Best of luck mate.

Chevette Girl
02-03-2013, 02:56 PM
I've generally found that apple juice is around 1.050, if you go to the calculator and try that as a starting SG and see what happens when you add your amount of honey... you may well find that you don't need that much honey when you go to put this recipe together. I think mine ended up using something like 1-1.5 lb per gallon, if I recall correctly.

I agree that pasteurization shouldn't be required.

I think you will be able to make something really awesome with honey and apple juice, but I do have my doubts that it'll be good in a month and a half. If you want something that quick to drink, the Finnish lemon Sima recipe works pretty well (and you can just add more honey for a sweeter finish) or Joe's Ancient Orange, which is made with bread yeast and is drinkable in 2 months (better in 6 :D).

There might be a quick cyser recipe around that you could look at for ideas. The forum search function can sometimes be helpful :)

RyStar
02-18-2013, 03:49 PM
Here's my update. Mixed with a paint stirrer on 2/10 and added potassium metabisulfite and left refrigerated. Transferred to a carboy on 2/12, added yeast nutrient and pitched. It was still a bit cold from refrigeration, but so was the yeast. When I came home on 2/14 I had activity in the airlock, but temp was about 65 degrees. On 2/16 I put a heating pad on it and now it's in the recommended butter zone. I've also been shaking it a bit twice a day. I do not have gravity readings yet since I am waiting for the refractometer I ordered(I held back a sample for testing and it is in the fridge). I still have pretty active fermentation, but I'm wondering if I should add more yeast nutrient?

Other than that, I'm pretty much living proof that as long as your sanitation is good, you can't screw up to bad.

fatbloke
02-18-2013, 04:43 PM
Next mistake is relying on a refractometer when it arrives.

A refractometer is fine when you're just using it to test initial sugar content. The readings are thrown when you start to get some alcohol content so it will likely be too late for the refractometer but if you get a standard hydrometer and test jar too you'd have most bases covered. You still would only be able to get an approximate SG through the calculator but you will then be able to monitor the rest of what is going on.

WVMJack
02-18-2013, 05:00 PM
I havent seen any pectinase added yet? If not you can pick some up when you get your hydrometer, but dont you already have one from making beer? WVMJ

RyStar
02-18-2013, 06:11 PM
What is the pectin ate for? I didn't see that in the guide.
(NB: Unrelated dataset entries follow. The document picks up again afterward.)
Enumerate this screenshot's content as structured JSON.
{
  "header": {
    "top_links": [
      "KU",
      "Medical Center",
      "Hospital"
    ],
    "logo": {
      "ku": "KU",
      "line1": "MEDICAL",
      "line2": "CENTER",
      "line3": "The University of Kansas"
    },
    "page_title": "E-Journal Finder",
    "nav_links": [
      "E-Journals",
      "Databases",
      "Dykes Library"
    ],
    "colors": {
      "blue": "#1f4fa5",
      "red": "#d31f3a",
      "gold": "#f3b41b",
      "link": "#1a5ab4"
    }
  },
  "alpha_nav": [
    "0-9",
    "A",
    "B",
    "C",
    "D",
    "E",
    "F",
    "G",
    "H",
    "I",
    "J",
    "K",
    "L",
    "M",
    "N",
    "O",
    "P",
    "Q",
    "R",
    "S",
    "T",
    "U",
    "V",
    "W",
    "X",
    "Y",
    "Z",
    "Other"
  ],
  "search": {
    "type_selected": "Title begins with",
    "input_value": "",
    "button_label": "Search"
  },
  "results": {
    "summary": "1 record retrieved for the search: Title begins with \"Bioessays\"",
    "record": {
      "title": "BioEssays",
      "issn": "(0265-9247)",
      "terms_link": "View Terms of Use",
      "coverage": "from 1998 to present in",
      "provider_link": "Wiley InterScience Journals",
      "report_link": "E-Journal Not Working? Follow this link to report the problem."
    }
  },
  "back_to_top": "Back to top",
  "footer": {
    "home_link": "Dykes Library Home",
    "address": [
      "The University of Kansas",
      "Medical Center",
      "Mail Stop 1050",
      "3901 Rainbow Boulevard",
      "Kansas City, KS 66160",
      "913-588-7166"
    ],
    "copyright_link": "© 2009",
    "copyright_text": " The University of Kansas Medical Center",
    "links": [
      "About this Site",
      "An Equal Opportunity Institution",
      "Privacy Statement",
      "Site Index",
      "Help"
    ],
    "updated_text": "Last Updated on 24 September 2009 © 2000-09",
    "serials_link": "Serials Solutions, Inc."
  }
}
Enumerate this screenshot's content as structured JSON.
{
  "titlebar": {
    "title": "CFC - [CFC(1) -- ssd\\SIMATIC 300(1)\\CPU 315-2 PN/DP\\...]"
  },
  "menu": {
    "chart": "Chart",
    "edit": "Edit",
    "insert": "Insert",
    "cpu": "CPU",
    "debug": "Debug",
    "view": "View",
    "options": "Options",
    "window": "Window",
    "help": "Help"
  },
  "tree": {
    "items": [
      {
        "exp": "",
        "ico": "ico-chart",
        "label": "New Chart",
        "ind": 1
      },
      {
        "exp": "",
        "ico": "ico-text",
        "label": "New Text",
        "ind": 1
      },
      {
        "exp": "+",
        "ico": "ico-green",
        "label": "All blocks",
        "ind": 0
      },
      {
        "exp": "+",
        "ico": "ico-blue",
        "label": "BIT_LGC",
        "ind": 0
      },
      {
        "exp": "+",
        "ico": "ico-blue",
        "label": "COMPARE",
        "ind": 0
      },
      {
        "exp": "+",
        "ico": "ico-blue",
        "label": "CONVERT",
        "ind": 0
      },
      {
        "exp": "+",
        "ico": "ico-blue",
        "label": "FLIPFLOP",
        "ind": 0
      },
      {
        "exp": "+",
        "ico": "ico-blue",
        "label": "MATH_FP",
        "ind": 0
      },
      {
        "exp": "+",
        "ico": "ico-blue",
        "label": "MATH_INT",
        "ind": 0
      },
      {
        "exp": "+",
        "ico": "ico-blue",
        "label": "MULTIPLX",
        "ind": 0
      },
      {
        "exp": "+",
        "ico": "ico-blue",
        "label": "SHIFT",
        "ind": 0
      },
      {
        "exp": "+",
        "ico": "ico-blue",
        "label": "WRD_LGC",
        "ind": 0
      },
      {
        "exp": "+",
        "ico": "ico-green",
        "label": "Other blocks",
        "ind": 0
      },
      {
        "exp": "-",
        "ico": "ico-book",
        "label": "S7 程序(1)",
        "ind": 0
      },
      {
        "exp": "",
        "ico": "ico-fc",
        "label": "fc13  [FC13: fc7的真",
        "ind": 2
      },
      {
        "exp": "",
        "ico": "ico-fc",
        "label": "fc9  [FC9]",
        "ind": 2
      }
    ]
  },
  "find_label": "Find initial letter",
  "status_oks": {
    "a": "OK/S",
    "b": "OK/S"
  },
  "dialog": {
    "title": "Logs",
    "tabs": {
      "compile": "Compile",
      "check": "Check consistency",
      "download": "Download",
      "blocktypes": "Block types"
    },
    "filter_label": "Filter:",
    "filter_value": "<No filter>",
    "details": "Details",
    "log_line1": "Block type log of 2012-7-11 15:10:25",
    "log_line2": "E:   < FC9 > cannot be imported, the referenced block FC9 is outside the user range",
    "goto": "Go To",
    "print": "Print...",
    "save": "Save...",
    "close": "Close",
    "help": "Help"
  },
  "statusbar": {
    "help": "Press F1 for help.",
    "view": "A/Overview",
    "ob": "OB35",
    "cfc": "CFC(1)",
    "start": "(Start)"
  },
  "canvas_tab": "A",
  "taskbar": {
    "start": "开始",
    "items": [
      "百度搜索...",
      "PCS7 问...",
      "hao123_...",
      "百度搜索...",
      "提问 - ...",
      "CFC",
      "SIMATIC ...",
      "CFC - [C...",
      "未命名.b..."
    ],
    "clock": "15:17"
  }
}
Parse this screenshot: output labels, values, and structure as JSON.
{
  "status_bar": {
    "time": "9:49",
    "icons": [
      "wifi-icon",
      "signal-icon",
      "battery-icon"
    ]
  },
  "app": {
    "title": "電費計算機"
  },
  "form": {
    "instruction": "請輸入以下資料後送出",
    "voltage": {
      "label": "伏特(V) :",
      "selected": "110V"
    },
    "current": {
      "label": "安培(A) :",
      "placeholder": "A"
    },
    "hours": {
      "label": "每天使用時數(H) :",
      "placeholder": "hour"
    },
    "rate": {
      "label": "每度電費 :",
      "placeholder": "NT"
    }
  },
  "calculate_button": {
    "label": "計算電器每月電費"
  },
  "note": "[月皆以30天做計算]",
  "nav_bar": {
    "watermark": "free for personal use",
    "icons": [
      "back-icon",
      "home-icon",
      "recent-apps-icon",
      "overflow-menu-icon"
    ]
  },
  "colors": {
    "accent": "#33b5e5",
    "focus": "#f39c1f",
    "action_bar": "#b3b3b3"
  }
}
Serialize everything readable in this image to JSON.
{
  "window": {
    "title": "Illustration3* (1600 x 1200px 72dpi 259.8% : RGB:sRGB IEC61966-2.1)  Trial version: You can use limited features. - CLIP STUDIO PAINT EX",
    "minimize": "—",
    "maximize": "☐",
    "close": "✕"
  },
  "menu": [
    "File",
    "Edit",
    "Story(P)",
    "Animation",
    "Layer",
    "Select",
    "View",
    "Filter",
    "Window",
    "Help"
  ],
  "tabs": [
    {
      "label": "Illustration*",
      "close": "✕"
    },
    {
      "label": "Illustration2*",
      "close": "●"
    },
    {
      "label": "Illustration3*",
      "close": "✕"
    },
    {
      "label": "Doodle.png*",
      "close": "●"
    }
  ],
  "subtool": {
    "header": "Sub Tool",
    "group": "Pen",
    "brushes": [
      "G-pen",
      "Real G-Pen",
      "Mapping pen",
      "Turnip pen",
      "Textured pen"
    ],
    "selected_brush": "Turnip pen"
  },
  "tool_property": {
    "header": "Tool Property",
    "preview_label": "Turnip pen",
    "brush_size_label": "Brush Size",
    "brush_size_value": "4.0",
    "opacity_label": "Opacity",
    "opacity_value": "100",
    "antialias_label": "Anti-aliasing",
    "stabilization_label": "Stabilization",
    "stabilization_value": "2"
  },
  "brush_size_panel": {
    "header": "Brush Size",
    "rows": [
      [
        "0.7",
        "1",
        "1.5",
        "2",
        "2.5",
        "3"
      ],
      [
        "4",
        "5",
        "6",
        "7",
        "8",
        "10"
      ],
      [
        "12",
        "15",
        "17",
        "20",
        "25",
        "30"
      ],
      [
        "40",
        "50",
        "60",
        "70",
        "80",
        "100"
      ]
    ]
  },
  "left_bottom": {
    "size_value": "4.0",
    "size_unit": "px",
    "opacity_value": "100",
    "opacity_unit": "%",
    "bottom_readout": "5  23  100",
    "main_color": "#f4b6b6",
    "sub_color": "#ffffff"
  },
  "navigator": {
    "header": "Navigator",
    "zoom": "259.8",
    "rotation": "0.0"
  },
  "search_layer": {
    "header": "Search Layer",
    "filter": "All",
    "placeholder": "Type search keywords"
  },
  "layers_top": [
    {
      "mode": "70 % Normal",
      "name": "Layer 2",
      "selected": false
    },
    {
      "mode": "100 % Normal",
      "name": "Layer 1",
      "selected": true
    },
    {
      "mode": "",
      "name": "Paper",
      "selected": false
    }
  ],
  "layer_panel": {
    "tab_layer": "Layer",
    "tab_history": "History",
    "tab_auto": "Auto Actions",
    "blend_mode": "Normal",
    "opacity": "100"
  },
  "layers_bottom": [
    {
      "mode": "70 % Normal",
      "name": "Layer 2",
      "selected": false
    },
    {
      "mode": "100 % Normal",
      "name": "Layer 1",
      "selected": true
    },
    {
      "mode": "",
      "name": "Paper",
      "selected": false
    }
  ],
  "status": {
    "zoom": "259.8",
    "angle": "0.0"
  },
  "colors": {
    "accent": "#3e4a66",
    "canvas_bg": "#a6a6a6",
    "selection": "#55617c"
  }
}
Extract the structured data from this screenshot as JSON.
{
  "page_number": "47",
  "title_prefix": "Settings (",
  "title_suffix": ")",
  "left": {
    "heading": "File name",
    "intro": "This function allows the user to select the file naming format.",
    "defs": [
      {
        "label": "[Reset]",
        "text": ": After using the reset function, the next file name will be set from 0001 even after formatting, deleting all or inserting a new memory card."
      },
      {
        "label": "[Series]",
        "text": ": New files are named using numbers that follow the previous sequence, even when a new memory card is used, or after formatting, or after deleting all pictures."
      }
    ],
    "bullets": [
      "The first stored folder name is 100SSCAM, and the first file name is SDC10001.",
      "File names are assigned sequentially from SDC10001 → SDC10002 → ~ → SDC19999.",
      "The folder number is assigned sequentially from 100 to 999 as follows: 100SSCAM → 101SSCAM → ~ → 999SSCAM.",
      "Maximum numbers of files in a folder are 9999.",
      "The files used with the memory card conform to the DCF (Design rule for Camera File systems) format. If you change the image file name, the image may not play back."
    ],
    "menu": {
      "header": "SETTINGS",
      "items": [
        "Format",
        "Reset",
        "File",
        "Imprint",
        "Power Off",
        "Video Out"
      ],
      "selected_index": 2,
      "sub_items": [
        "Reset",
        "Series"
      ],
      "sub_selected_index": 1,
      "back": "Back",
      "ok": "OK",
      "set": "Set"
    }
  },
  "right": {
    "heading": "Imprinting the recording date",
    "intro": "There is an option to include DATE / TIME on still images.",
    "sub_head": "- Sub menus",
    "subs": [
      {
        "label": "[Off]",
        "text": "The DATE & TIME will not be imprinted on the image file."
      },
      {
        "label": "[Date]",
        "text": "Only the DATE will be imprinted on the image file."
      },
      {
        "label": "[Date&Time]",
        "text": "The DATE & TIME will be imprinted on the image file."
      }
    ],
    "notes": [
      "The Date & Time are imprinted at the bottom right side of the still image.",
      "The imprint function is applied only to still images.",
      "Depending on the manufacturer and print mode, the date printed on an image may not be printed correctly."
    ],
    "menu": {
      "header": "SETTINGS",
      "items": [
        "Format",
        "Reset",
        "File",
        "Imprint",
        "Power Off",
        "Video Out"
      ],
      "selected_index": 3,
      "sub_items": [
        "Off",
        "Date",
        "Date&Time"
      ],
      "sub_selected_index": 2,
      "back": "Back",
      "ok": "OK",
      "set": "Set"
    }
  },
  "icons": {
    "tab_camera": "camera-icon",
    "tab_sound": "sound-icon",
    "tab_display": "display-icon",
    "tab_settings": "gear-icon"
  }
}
My hydrometer did what they do best and broke. I have another one coming, but I'll just be using it for fg, but for og and determining when it has stabilized I will use the refractometer.

Riverat
02-18-2013, 06:50 PM
Pectin is a polysaccharide that many fruits have in varying amounts, it is used in jams and jellies to make the juice "set up". it can cause a haze that can be hard to clear any other way, particularly if it has been heated.
Pectinase is an enzyme that will break the complex sugar into smaller units that can be cleared and digested

RyStar
02-18-2013, 06:55 PM
Ok. My juice was pretty cloudy to begin with. When is it typically added? I was going to try and clear it by cold crashing. I'm not terribly worried about appearance, just taste.

Riverat
02-18-2013, 07:17 PM
Idealy before fermentation, but it will still be effective afterward.

WVMJack
02-18-2013, 07:27 PM
My hydrometer did what they do best and broke. I have another one coming, but I'll just be using it for fg, but for og and determining when it has stabilized I will use the refractometer.

I had a bad day on brewing day and determined I need to have at least 3 to be reasonably sure I would have a working hydrometer! WVMJack

Medsen Fey
02-19-2013, 06:45 AM
I will use the refractometer.

A refractometer works well if you simply use one of the calculators (like vinocalc) to make the adjustment for the presence of alcohol.

RyStar
03-18-2013, 01:05 AM
Alright, I transferred to a secondary early on the 13th, a couple of days after airlock activity slowed to one bubble every 30 seconds. By the time I was able to transfer activity was nil.

I saved the lees in two one quart containers and threw them in the fridge to settle out so I could taste. It has settled and clarified well, so I decided to cold crash the whole batch.